The Ig Nobel prize, the alternative to the regular Nobel Price, has gained in stature so much that this year, seven out of the ten recipients attended the ceremony. And they pay their own expenses, too. A bit like the Oscar alternative, the Razzie.
It is only really fair that such dedicated research should be duly brought to public attention.
Physiology Prize: Anna Wilkinson, from the University of Lincoln, and colleagues for their study in the journal Current Zoology titled “No Evidence of Contagious Yawning in the Red-Footed Tortoise”.
Chemistry Prize: A team led from Shiga University, Japan, that determined the ideal density of airborne wasabi to awaken sleeping people in case of a fire or other emergency, and for applying this knowledge to invent the wasabi alarm. Patent pending.
Medicine Prize: Shared by two teams whose independent research jointly established that people make better decisions about some kinds of things, but worse decisions about other kinds of things‚ when they have a strong urge to urinate.
Psychology Prize: Karl Halvor Teigen of the University of Oslo, Norway, for trying to understand why, in everyday life, people sigh.
Literature Prize: John Perry of Stanford University, US, for his Theory of Structured Procrastination, which says: To be a high achiever, always work on something important, using it as a way to avoid doing something that’s even more important.

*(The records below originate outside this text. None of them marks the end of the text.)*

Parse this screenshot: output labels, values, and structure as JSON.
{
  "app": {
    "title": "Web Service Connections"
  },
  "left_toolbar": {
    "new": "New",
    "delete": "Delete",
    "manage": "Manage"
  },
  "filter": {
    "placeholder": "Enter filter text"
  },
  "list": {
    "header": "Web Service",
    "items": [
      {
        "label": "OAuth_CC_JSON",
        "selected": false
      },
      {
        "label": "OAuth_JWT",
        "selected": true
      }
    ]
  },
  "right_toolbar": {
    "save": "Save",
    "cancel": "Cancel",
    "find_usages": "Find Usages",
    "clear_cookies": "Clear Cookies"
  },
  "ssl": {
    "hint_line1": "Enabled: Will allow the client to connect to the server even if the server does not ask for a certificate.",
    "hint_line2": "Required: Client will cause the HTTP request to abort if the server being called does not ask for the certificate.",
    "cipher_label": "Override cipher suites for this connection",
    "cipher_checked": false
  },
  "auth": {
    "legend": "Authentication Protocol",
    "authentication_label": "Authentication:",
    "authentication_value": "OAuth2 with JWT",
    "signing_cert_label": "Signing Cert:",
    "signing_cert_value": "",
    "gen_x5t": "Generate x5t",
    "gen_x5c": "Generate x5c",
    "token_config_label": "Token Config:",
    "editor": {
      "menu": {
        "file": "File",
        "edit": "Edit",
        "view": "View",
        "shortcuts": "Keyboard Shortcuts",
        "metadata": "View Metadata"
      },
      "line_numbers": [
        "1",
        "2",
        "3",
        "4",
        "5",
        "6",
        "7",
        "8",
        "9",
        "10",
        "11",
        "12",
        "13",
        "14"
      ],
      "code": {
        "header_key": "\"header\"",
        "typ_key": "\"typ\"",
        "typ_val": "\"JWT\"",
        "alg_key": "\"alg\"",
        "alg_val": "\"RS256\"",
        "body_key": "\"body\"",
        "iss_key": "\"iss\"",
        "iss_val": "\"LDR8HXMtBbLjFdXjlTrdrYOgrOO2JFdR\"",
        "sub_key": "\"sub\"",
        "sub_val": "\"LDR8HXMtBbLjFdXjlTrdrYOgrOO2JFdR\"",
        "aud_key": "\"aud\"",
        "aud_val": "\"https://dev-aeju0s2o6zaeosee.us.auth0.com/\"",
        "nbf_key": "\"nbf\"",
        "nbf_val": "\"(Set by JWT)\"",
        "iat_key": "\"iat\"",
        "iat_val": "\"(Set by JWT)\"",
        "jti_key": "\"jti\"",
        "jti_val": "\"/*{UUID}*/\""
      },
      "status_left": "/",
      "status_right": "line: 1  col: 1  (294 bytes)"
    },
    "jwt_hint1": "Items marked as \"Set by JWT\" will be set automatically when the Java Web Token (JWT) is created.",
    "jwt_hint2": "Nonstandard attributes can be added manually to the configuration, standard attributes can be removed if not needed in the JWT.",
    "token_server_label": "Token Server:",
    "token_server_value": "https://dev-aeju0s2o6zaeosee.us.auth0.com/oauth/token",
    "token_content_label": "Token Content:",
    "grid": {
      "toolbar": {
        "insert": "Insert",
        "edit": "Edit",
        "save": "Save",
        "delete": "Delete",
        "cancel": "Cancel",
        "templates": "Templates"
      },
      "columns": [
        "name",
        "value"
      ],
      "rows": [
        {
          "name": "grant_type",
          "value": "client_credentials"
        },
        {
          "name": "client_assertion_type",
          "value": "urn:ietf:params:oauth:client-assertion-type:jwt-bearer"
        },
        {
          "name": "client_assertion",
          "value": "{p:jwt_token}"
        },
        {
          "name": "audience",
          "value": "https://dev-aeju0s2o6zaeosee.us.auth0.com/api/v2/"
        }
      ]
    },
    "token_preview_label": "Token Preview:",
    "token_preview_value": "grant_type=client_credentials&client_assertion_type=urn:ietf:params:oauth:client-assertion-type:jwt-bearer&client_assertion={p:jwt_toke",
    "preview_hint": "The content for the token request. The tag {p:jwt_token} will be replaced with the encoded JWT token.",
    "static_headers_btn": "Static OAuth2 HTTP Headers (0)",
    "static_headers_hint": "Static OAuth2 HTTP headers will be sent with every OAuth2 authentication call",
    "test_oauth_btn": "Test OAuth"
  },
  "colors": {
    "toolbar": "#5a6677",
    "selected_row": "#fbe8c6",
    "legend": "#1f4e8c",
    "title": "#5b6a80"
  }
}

Biology Prize: Darryl Gwynne and David Rentz for discovering that a certain kind of beetle mates with a certain kind of Australian beer bottle. The pair have published two papers on the topic.
Physics Prize: Philippe Perrin and colleagues for determining why discus throwers become dizzy, and why hammer throwers don’t.
Peace Prize: Arturas Zuokas, the mayor of Vilnius, Lithuania, for demonstrating that the problem of illegally parked luxury cars can be solved by running them over with an armoured tank.
Public Safety Prize: John Senders of the University of Toronto, Canada, for conducting a series of safety experiments in which a person drives an automobile on a major highway while a visor repeatedly flaps down over his face, blinding him.
Mathematics Prize: Shared by a group of doom-mongers for teaching the world to be careful when making mathematical assumptions and calculations –
Dorothy Martin of the US who predicted the world would end in 1954
Pat Robertson of the US who predicted the world would end in 1982
Elizabeth Clare Prophet of the US who predicted the world would end in 1990
Lee Jang Rim of Korea who predicted the world would end in 1992
Credonia Mwerinde of Uganda who predicted the world would end in 1999
Harold Camping of the US who predicted the world would end in 1994 and then later in 2011.